  5. When a reduce worker is notified by the master about these locations, it uses remote procedure calls to read the buffered data from the local disks of the map workers. When a reduce worker has read all intermediate data, it sorts it by the intermediate keys so that all occurrences of the same key are grouped together. If the amount of intermediate data is too large to fit in memory, an external sort is used.
  6. The reduce worker iterates over the sorted intermediate data and for each unique intermediate key encountered, it passes the key and the corresponding set of intermediate values to the user's Reduce function. The output of the Reduce function is appended to a final output file for this reduce partition.
  7. When all map tasks and reduce tasks have been completed, the master wakes up the user program. At this point, the MapReduce call in the user program returns back to the user code.

After successful completion, the output of the MapReduce execution is available in the R output files. [1]

To detect failure, the master pings every worker periodically. If no response is received from a worker in a certain amount of time, the master marks the worker as failed. Any map tasks completed by the worker are reset back to their initial idle state, and therefore become eligible for scheduling on other workers. Similarly, any map task or reduce task in progress on a failed worker is also reset to idle and becomes eligible for rescheduling.

Completed map tasks are re-executed when failure occurs because their output is stored on the local disk(s) of the failed machine and is therefore inaccessible. Completed reduce tasks do not need to be re-executed since their output is stored in a global fille system.

MapReduce Examples

Here are a few simple examples of interesting programs that can be easily expressed as MapReduce computations.
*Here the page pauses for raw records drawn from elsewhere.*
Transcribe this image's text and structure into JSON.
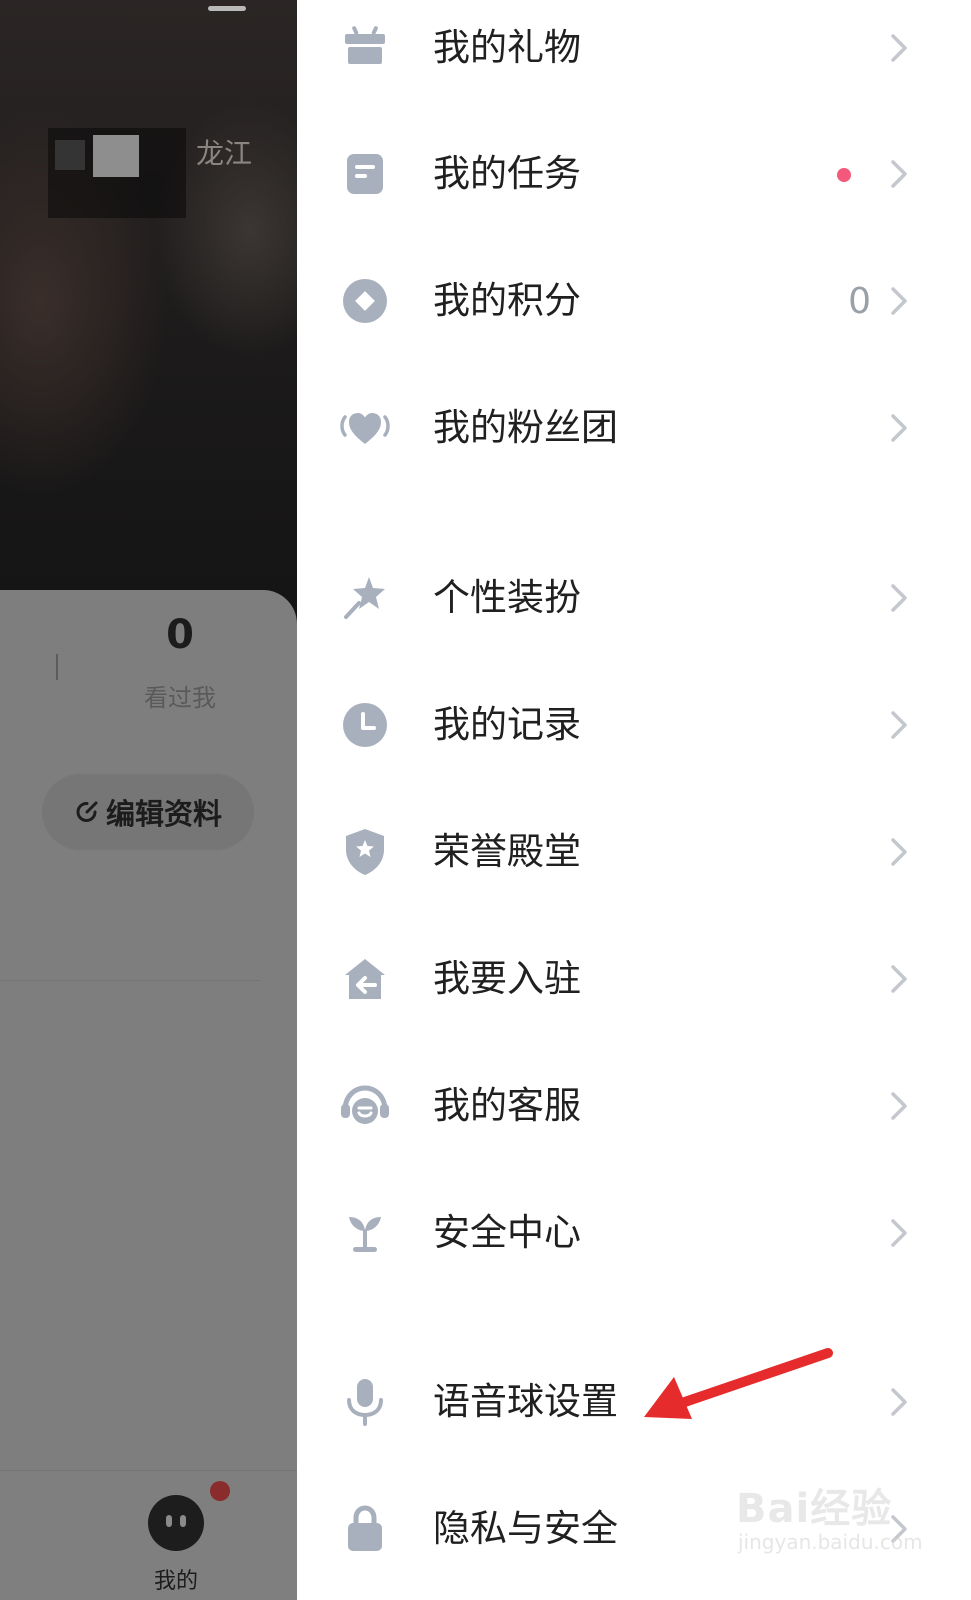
{
  "profile": {
    "name_visible_fragment": "龙江",
    "stat": {
      "count": "0",
      "label": "看过我"
    },
    "edit_profile_label": "编辑资料"
  },
  "bottom_nav": {
    "me_label": "我的"
  },
  "menu": {
    "items": [
      {
        "label": "我的礼物",
        "icon": "gift-icon"
      },
      {
        "label": "我的任务",
        "icon": "task-icon",
        "badge": "red-dot"
      },
      {
        "label": "我的积分",
        "icon": "points-icon",
        "value": "0"
      },
      {
        "label": "我的粉丝团",
        "icon": "fan-heart-icon"
      },
      {
        "label": "个性装扮",
        "icon": "magic-wand-icon"
      },
      {
        "label": "我的记录",
        "icon": "clock-icon"
      },
      {
        "label": "荣誉殿堂",
        "icon": "shield-star-icon"
      },
      {
        "label": "我要入驻",
        "icon": "house-enter-icon"
      },
      {
        "label": "我的客服",
        "icon": "headset-icon"
      },
      {
        "label": "安全中心",
        "icon": "sprout-icon"
      },
      {
        "label": "语音球设置",
        "icon": "microphone-icon"
      },
      {
        "label": "隐私与安全",
        "icon": "lock-icon"
      }
    ]
  },
  "colors": {
    "icon_gray": "#a9b0bd",
    "chevron": "#c4c8ce",
    "badge": "#f4587a",
    "annotation_arrow": "#e52b2b"
  },
  "watermark": {
    "brand": "Bai经验",
    "sub": "jingyan.baidu.com"
  }
}
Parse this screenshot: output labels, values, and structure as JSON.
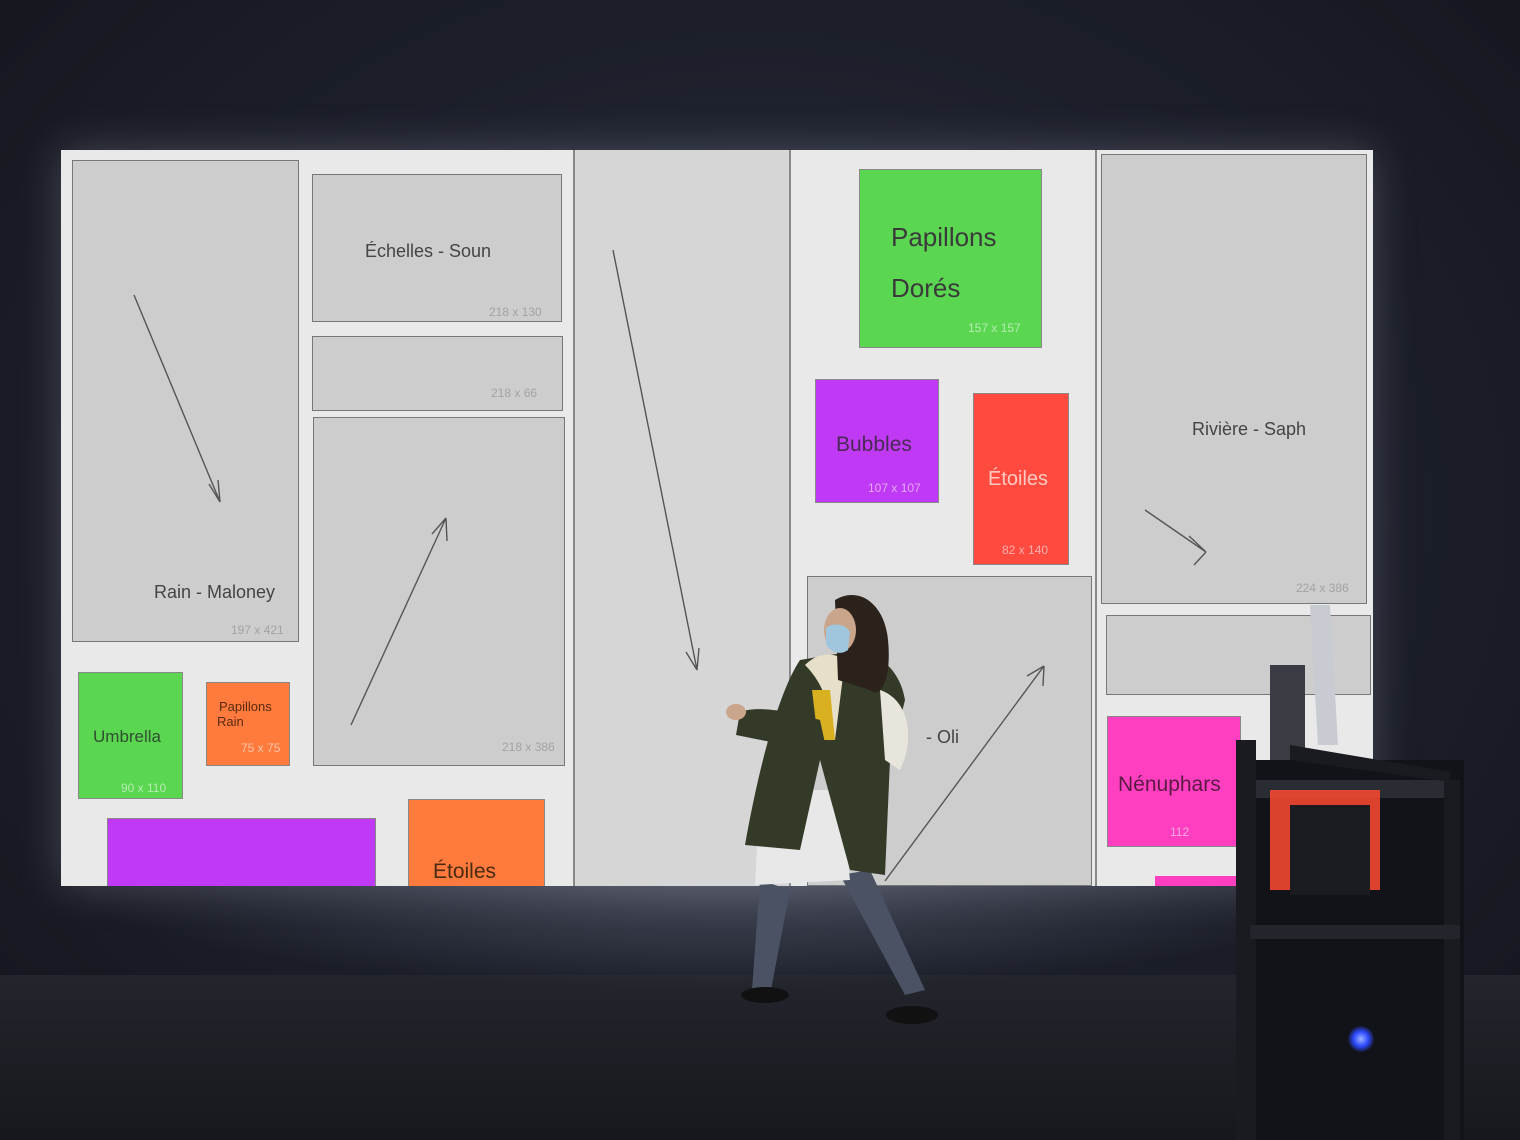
{
  "zones": {
    "rain": {
      "label": "Rain - Maloney",
      "size": "197 x 421"
    },
    "echelles": {
      "label": "Échelles - Soun",
      "size": "218 x 130"
    },
    "small_strip": {
      "size": "218 x 66"
    },
    "tall_mid": {
      "size": "218 x 386"
    },
    "oli": {
      "label": "- Oli"
    },
    "riviere": {
      "label": "Rivière - Saph",
      "size": "224 x 386"
    }
  },
  "tiles": {
    "papillons_dores": {
      "line1": "Papillons",
      "line2": "Dorés",
      "size": "157 x 157",
      "color": "#5ad651"
    },
    "bubbles": {
      "label": "Bubbles",
      "size": "107 x 107",
      "color": "#c03af5"
    },
    "etoiles_red": {
      "label": "Étoiles",
      "size": "82 x 140",
      "color": "#ff4a40"
    },
    "umbrella": {
      "label": "Umbrella",
      "size": "90 x 110",
      "color": "#5ad651"
    },
    "papillons_rain": {
      "line1": "Papillons",
      "line2": "Rain",
      "size": "75 x 75",
      "color": "#ff7a3d"
    },
    "etoiles_orange": {
      "label": "Étoiles",
      "color": "#ff7a3d"
    },
    "purple_bar": {
      "color": "#c03af5"
    },
    "nenuphars": {
      "label": "Nénuphars",
      "size": "112",
      "color": "#ff3fbf"
    }
  }
}
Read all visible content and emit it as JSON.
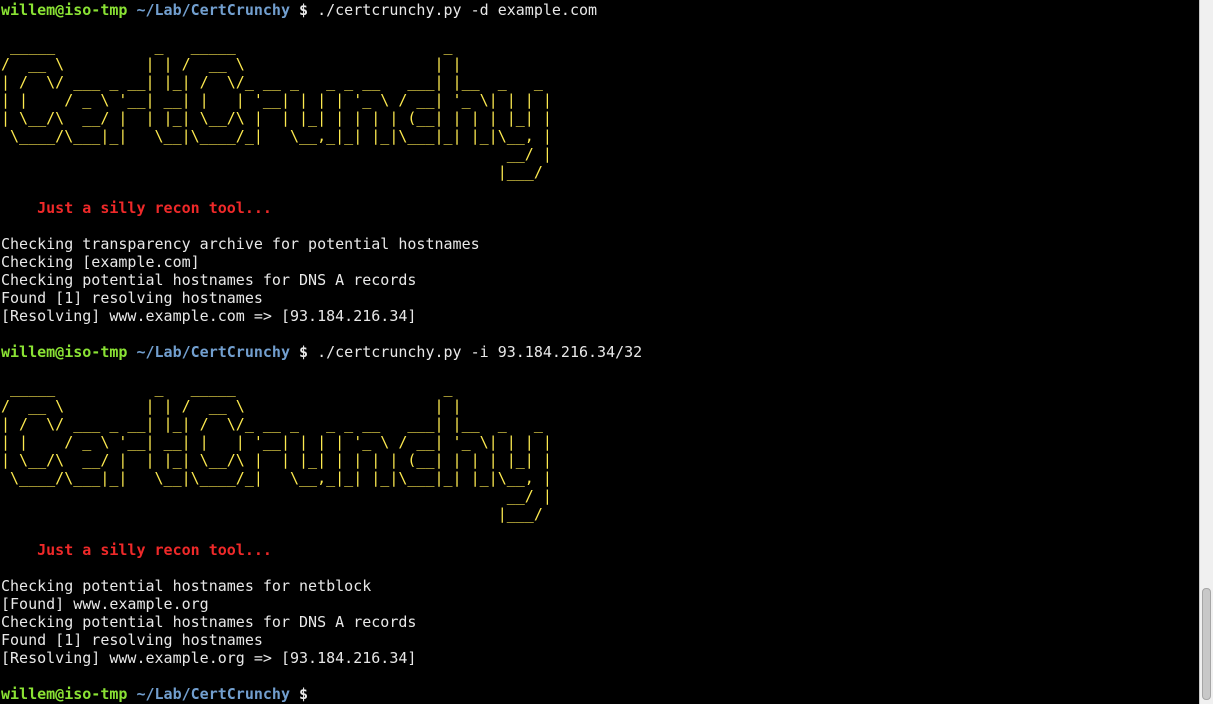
{
  "prompt": {
    "user_host": "willem@iso-tmp",
    "path": "~/Lab/CertCrunchy",
    "symbol": "$"
  },
  "session": [
    {
      "command": "./certcrunchy.py -d example.com",
      "banner": " _____           _   _____                       _\n/  __ \\         | | /  __ \\                     | |\n| /  \\/ ___ _ __| |_| /  \\/_ __ _   _ _ __   ___| |__  _   _\n| |    / _ \\ '__| __| |   | '__| | | | '_ \\ / __| '_ \\| | | |\n| \\__/\\  __/ |  | |_| \\__/\\ |  | |_| | | | | (__| | | | |_| |\n \\____/\\___|_|   \\__|\\____/_|   \\__,_|_| |_|\\___|_| |_|\\__, |\n                                                        __/ |\n                                                       |___/",
      "tagline": "Just a silly recon tool...",
      "output": [
        "Checking transparency archive for potential hostnames",
        "Checking [example.com]",
        "Checking potential hostnames for DNS A records",
        "Found [1] resolving hostnames",
        "[Resolving] www.example.com => [93.184.216.34]"
      ]
    },
    {
      "command": "./certcrunchy.py -i 93.184.216.34/32",
      "banner": " _____           _   _____                       _\n/  __ \\         | | /  __ \\                     | |\n| /  \\/ ___ _ __| |_| /  \\/_ __ _   _ _ __   ___| |__  _   _\n| |    / _ \\ '__| __| |   | '__| | | | '_ \\ / __| '_ \\| | | |\n| \\__/\\  __/ |  | |_| \\__/\\ |  | |_| | | | | (__| | | | |_| |\n \\____/\\___|_|   \\__|\\____/_|   \\__,_|_| |_|\\___|_| |_|\\__, |\n                                                        __/ |\n                                                       |___/",
      "tagline": "Just a silly recon tool...",
      "output": [
        "Checking potential hostnames for netblock",
        "[Found] www.example.org",
        "Checking potential hostnames for DNS A records",
        "Found [1] resolving hostnames",
        "[Resolving] www.example.org => [93.184.216.34]"
      ]
    }
  ],
  "final_prompt_command": "",
  "colors": {
    "background": "#000000",
    "foreground": "#e8e8e8",
    "user_host": "#8ae234",
    "path": "#729fcf",
    "banner": "#fce94f",
    "tagline": "#ef2929"
  }
}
Distributed Grep: The map function emits a line if it matches a given pattern. The reduce function is an identity function that just copies the supplied intermediate data to the output.

Count of URL Access Frequency: The map function processes logs of web page requests and outputs <URL, 1>. The reduce function adds together all values for the same URL and emits a <URL, total count> pair.

Reverse Web-Link Graph: The map function outputs <target, source> pairs for each link to a target URL found in a page named "source". The reduce function concatenates the list of all source URLs associated with a given target URL and emits the pair: <target, list(source)>.

Term-Vector per Host: A term vector summarizes the most important words that occur in a document or a set of documents as a list of <word, frequency> pairs. The map function emits a <hostname, term vector> pair for each input document (where the hostname is extracted from the URL of the document). The reduce function is passed all per-document term vectors for a given host. It adds these term vectors together, throwing away infrequent terms, and then emits a final <hostname, term vector> pair.

Inverted Index: The map function parses each document, and emits a sequence of <word, document ID> pairs. The reduce function accepts all pairs for a given word, sorts the corresponding document IDs and emits a <word, list(document ID)> pair. The set of all output pairs forms a simple inverted index. It is easy to augment this computation to keep track of word positions. [1]


[1] Dean, Jeff and Ghemawat, Sanjay. MapReduce: Simplified Data Processing on Large Clusters

[2] Lammal, Ralf. Google's MapReduce Programming Model Revisited

[3] Open Source MapReduce: